I am sure that everyone who reads this piece remarks how fortunate Allie has been to have lived such a life and how fortunate you are to have been his tennis student. It is now clear to me how and why you gave me such a thrashing on the court in Virgin Gorda. And of course don’t forget about poor Hank, beating him soundly and even BREAKING HIS WRIST! How often does that happen on the tennis court, for God’s sake?!
Alas, Allie’s story strikes a familiar theme among those whom I have known who live well into old age, living life to the fullest only to hit a brick wall, suddenly and inexplicably. a going concern one day and an old, old man a few short weeks later. We shake our heads in awe, and our personal feelings of vulnerability rise up once again. And there are no words.
Best regards to all and be nice to your innerds this week!
As one who was fortunate to play a Howell-rules game of tennis with you on St. Albans’ courts, I very much appreciate your bringing to light the essence of this man’s good life. I still have a lemon, and am fortunate. This is a nice discovery during the week of Thanksgiving Day
As one who has played a Howell-rules game on St. Albans’ courts, I quite appreciate your bringing his story to life and allowing me to savor the juice I still have in my lemon. A marvellous story that is prime time for all ages. (This may be a second posting as I could not figure out whether my previous message was recorded on your site.)
Wow, Joe what a full and complete, mostly incredibly happy story of a life well-lived. What talent you have! It makes me thankful for you!
Joe these stories will haunt us for as long as we live
What a beautiful story describing a full and good life. Thanks for sharing.

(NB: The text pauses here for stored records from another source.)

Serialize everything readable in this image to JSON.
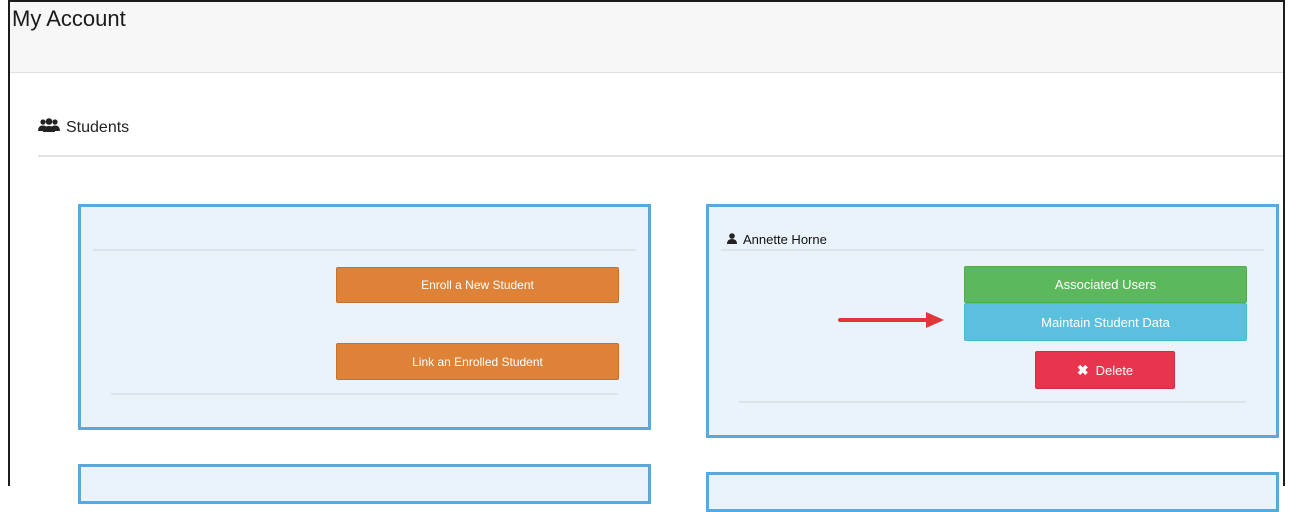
{
  "header": {
    "title": "My Account"
  },
  "students_section": {
    "heading": "Students",
    "icon": "users-icon"
  },
  "actions_card": {
    "enroll_label": "Enroll a New Student",
    "link_label": "Link an Enrolled Student"
  },
  "student_card": {
    "name": "Annette Horne",
    "icon": "user-icon",
    "associated_users_label": "Associated Users",
    "maintain_label": "Maintain Student Data",
    "delete_label": "Delete"
  },
  "colors": {
    "card_border": "#5aa9de",
    "card_bg": "#eaf3fb",
    "orange": "#de8238",
    "green": "#5cb85c",
    "blue": "#5bc0de",
    "red": "#e8344c",
    "arrow": "#e0383a"
  }
}
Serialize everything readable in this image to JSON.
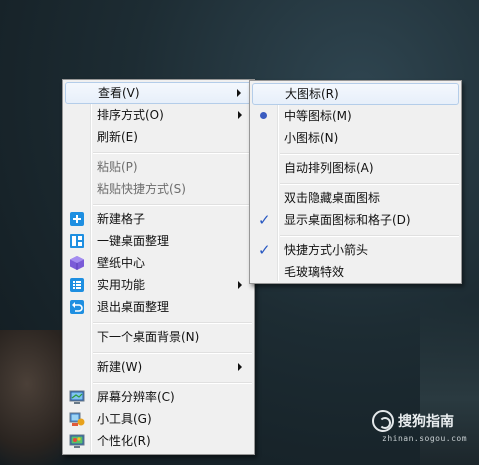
{
  "context_menu": {
    "items": [
      {
        "label": "查看(V)",
        "submenu": true,
        "hover": true
      },
      {
        "label": "排序方式(O)",
        "submenu": true
      },
      {
        "label": "刷新(E)"
      },
      {
        "label": "粘贴(P)",
        "disabled": true
      },
      {
        "label": "粘贴快捷方式(S)",
        "disabled": true
      },
      {
        "label": "新建格子",
        "icon": "add-grid-icon"
      },
      {
        "label": "一键桌面整理",
        "icon": "layout-grid-icon"
      },
      {
        "label": "壁纸中心",
        "icon": "wallpaper-cube-icon"
      },
      {
        "label": "实用功能",
        "icon": "list-icon",
        "submenu": true
      },
      {
        "label": "退出桌面整理",
        "icon": "undo-icon"
      },
      {
        "label": "下一个桌面背景(N)"
      },
      {
        "label": "新建(W)",
        "submenu": true
      },
      {
        "label": "屏幕分辨率(C)",
        "icon": "screen-resolution-icon"
      },
      {
        "label": "小工具(G)",
        "icon": "gadgets-icon"
      },
      {
        "label": "个性化(R)",
        "icon": "personalize-icon"
      }
    ]
  },
  "view_submenu": {
    "items": [
      {
        "label": "大图标(R)",
        "hover": true
      },
      {
        "label": "中等图标(M)",
        "mark": "radio"
      },
      {
        "label": "小图标(N)"
      },
      {
        "label": "自动排列图标(A)"
      },
      {
        "label": "双击隐藏桌面图标"
      },
      {
        "label": "显示桌面图标和格子(D)",
        "mark": "check"
      },
      {
        "label": "快捷方式小箭头",
        "mark": "check"
      },
      {
        "label": "毛玻璃特效"
      }
    ]
  },
  "watermark": {
    "title": "搜狗指南",
    "url": "zhinan.sogou.com"
  },
  "colors": {
    "menu_bg": "#f0f0f0",
    "menu_border": "#979797",
    "highlight_border": "#b4cde9",
    "check": "#2a59c2",
    "icon_blue": "#1e8fe1",
    "icon_purple": "#7a5bd8"
  }
}
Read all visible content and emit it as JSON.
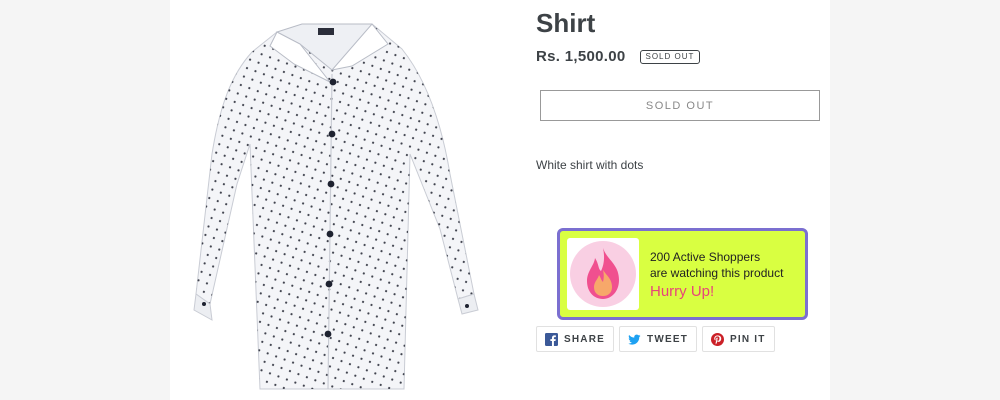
{
  "product": {
    "title": "Shirt",
    "price": "Rs. 1,500.00",
    "badge": "SOLD OUT",
    "button_label": "SOLD OUT",
    "description": "White shirt with dots",
    "image_alt": "white-dotted-shirt"
  },
  "urgency": {
    "count_text": "200 Active Shoppers",
    "sub_text": "are watching this product",
    "cta_text": "Hurry Up!",
    "icon": "fire-icon"
  },
  "share": {
    "share_label": "SHARE",
    "tweet_label": "TWEET",
    "pin_label": "PIN IT"
  }
}
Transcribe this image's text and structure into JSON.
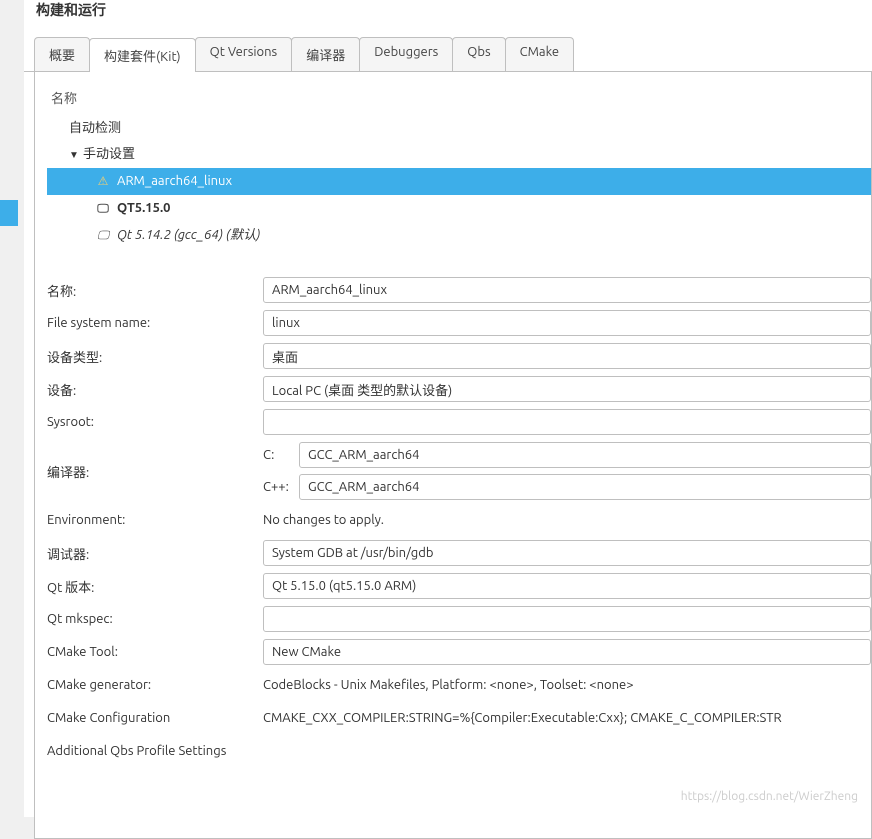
{
  "title": "构建和运行",
  "tabs": [
    {
      "id": "overview",
      "label": "概要"
    },
    {
      "id": "kit",
      "label": "构建套件(Kit)",
      "active": true
    },
    {
      "id": "qtversions",
      "label": "Qt Versions"
    },
    {
      "id": "compilers",
      "label": "编译器"
    },
    {
      "id": "debuggers",
      "label": "Debuggers"
    },
    {
      "id": "qbs",
      "label": "Qbs"
    },
    {
      "id": "cmake",
      "label": "CMake"
    }
  ],
  "tree": {
    "header": "名称",
    "auto_label": "自动检测",
    "manual_label": "手动设置",
    "items": [
      {
        "id": "arm",
        "label": "ARM_aarch64_linux",
        "icon": "warning",
        "selected": true
      },
      {
        "id": "qt5150",
        "label": "QT5.15.0",
        "icon": "monitor",
        "bold": true
      },
      {
        "id": "qt5142",
        "label": "Qt 5.14.2 (gcc_64) (默认)",
        "icon": "monitor",
        "italic": true
      }
    ]
  },
  "form": {
    "name_label": "名称:",
    "name_value": "ARM_aarch64_linux",
    "fsname_label": "File system name:",
    "fsname_value": "linux",
    "devtype_label": "设备类型:",
    "devtype_value": "桌面",
    "device_label": "设备:",
    "device_value": "Local PC (桌面 类型的默认设备)",
    "sysroot_label": "Sysroot:",
    "sysroot_value": "",
    "compiler_label": "编译器:",
    "c_label": "C:",
    "c_value": "GCC_ARM_aarch64",
    "cxx_label": "C++:",
    "cxx_value": "GCC_ARM_aarch64",
    "env_label": "Environment:",
    "env_value": "No changes to apply.",
    "debugger_label": "调试器:",
    "debugger_value": "System GDB at /usr/bin/gdb",
    "qtver_label": "Qt 版本:",
    "qtver_value": "Qt 5.15.0 (qt5.15.0 ARM)",
    "mkspec_label": "Qt mkspec:",
    "mkspec_value": "",
    "cmaketool_label": "CMake Tool:",
    "cmaketool_value": "New CMake",
    "cmakegen_label": "CMake generator:",
    "cmakegen_value": "CodeBlocks - Unix Makefiles, Platform: <none>, Toolset: <none>",
    "cmakeconf_label": "CMake Configuration",
    "cmakeconf_value": "CMAKE_CXX_COMPILER:STRING=%{Compiler:Executable:Cxx}; CMAKE_C_COMPILER:STR",
    "qbs_label": "Additional Qbs Profile Settings"
  },
  "watermark": "https://blog.csdn.net/WierZheng"
}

I met Allie at his home when his grandaughter Alex married my son Jake right in Allie’s backyard under the Huppah. We had a spirited conversation and pretty much agreed on the state of sport and the world. Having spent as much of my career on the squash courts of Trinity College and the (Boston) University Club as I could the story of Allie’s conversion of his passion for tennis into a gainful and pesonnally rewarding profession enthraled me. Amazing that his contribution to peaceful competition may outrank he efforts of his political peers.